The party has decided to go in this direction due to the success of progressive organizations such as Our Revolution and DSA. The new guide by the CPUSA was drafted by the Political Action Commission on February 22, 2021, and was presented to the National Board on April 7.
The guide was welcomed by district leaders and has ten points of recommendation as follows:
“1. Include discussion on running candidates as part of the overall discussion on building the Party.
2. Have as a goal running where possible. especially in local elections. There should be collaboration between the National Party and the districts and clubs.
3. Possibly concentrate nationally on one or two candidates where we go all out to win and put resources into campaigns.
4. Develop guidelines for how to consider a candidacy and a collective process of deciding how, who, and where to run and carry out the effort. This should include connections to local struggles and relationship building.
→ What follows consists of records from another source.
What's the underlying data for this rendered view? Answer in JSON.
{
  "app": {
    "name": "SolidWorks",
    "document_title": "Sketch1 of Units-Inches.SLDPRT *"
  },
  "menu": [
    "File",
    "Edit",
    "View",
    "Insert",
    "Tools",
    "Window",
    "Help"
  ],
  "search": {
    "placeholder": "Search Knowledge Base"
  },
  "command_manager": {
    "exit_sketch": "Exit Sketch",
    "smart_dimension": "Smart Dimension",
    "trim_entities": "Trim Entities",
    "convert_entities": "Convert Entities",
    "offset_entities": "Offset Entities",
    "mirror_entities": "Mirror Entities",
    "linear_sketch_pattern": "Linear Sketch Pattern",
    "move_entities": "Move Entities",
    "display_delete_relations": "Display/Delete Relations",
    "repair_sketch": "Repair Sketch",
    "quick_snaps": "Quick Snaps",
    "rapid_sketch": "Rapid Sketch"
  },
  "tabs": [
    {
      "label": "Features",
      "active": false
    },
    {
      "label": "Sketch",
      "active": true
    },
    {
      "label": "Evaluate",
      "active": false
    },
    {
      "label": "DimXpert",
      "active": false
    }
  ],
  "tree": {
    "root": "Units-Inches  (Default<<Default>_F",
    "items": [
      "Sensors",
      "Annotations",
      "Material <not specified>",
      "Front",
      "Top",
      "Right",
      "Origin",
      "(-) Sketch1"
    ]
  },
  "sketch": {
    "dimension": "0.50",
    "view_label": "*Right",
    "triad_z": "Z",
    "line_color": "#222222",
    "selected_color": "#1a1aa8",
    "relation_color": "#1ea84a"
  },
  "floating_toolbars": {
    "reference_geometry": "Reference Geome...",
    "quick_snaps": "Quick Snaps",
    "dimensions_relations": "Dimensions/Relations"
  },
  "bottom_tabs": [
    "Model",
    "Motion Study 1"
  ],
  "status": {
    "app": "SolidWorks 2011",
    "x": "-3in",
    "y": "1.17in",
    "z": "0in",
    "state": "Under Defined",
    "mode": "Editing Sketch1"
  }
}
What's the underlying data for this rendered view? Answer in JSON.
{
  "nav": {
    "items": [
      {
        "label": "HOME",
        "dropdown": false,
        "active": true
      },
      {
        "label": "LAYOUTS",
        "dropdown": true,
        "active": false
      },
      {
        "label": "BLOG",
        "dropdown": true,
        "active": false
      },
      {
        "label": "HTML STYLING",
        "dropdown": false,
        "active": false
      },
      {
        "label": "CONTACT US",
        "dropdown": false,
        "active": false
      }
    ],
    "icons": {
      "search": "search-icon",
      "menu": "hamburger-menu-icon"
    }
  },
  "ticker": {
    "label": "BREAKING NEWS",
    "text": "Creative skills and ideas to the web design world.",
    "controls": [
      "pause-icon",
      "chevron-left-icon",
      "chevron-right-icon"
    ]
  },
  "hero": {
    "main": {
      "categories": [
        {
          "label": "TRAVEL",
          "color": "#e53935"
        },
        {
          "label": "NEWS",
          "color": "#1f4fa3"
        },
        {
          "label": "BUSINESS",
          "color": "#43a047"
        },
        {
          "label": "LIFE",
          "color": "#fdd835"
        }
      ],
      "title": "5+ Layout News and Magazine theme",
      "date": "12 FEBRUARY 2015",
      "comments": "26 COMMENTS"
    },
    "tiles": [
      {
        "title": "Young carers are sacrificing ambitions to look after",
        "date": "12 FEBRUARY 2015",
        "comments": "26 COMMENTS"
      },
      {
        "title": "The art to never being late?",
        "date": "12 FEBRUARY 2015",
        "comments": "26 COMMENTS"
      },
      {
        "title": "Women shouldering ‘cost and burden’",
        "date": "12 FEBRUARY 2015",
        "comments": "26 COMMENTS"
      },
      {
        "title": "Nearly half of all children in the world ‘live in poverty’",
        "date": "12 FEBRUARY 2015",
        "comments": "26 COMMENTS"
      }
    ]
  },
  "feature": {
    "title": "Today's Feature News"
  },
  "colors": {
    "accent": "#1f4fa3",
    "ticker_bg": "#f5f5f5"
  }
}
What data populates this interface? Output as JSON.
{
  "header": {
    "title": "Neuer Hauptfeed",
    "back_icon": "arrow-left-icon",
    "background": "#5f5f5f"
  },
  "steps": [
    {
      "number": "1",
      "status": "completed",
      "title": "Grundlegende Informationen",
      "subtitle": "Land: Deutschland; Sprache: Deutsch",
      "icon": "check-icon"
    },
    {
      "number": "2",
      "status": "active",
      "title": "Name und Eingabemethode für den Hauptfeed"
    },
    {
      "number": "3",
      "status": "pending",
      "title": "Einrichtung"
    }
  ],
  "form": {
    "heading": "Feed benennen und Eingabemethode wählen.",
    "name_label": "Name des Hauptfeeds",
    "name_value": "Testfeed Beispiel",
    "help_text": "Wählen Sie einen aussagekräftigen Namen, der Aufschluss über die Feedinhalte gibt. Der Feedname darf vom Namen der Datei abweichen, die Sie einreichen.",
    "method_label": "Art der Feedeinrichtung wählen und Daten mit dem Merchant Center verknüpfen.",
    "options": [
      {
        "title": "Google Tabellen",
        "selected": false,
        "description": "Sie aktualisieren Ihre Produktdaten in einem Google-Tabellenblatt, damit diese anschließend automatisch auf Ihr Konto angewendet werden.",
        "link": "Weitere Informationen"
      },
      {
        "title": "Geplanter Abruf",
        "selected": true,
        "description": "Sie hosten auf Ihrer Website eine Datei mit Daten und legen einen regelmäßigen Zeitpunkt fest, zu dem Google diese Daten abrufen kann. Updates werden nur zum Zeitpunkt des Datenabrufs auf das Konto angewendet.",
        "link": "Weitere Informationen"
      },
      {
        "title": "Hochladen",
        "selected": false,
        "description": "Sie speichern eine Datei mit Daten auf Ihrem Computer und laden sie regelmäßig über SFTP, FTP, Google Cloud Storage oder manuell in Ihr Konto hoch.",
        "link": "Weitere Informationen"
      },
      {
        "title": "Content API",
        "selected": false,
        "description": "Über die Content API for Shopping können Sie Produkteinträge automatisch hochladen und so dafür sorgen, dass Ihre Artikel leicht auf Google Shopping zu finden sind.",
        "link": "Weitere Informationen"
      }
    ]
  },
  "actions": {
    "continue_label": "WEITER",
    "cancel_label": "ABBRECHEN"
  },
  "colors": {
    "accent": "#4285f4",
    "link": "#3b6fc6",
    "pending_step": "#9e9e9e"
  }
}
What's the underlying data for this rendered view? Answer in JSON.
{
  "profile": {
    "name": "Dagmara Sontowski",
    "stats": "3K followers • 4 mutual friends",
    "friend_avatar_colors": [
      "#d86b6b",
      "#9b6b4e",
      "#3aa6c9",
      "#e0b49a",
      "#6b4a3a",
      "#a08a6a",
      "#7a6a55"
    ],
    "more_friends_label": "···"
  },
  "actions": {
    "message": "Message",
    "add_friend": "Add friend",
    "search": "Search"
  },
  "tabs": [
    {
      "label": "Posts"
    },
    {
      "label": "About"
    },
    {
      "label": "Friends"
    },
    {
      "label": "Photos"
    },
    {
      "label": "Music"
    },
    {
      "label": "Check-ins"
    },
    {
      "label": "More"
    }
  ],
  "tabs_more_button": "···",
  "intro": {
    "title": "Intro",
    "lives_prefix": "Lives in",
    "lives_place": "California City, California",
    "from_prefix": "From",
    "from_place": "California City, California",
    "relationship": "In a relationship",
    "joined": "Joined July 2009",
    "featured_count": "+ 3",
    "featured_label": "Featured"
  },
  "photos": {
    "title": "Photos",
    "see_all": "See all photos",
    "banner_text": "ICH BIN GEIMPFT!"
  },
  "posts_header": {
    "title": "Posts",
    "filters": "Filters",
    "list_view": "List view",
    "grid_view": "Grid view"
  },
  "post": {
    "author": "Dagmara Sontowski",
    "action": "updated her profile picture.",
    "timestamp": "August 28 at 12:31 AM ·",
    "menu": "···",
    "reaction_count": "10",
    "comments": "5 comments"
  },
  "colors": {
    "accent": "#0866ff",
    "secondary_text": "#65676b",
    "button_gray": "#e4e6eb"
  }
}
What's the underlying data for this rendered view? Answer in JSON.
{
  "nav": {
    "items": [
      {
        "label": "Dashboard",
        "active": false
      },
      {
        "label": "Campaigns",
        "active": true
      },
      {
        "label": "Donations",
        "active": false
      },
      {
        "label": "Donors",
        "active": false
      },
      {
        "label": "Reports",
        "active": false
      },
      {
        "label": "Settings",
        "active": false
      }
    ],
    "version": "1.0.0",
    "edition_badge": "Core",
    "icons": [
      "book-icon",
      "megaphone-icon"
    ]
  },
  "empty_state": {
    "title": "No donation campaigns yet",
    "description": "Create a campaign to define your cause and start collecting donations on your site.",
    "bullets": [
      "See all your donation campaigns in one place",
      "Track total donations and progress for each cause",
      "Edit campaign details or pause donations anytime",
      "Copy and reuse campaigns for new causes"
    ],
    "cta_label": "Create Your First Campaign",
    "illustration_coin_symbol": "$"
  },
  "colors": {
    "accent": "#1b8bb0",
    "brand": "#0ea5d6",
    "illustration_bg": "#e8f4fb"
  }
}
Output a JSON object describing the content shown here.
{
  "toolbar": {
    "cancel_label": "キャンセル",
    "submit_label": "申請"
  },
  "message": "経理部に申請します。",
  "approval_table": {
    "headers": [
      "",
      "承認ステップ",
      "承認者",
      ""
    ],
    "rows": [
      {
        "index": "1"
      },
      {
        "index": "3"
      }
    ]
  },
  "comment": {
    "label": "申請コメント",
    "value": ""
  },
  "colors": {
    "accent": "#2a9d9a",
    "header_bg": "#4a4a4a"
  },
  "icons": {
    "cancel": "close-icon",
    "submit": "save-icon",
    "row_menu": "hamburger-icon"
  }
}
It also should include collaboration between local and national Party organization in decision making.
5. Develop a national platform which can be adapted to state/local conditions.
6. School for candidates: develop guidelines and work with candidates on how to run — Voter registration, education, engagement and turnout, fund-raising, status of public financing, social media, concentration, research, positions on issues, greater visibility (e.g., testifying at state and/or local public hearings), etc. — use 2021 to prepare and educate our candidates. It often takes running more than one time to get elected. We want to win, but running itself is a learning experience.
7. Reestablish Progressive Public Officials, a network of those who hold elected and appointed public office who are in and around us, as a way of mutual support and action on policy.
8. Hold a discussion on voter suppression, which would include the question of voter intimidation and develop a program to democratize our election laws.
9. Study where are the main local elections we can run in 2022 and 2023.
10. Maintain the sub-committee on Communist candidates as part of the Political Action Commission to help carry out these recommendations.”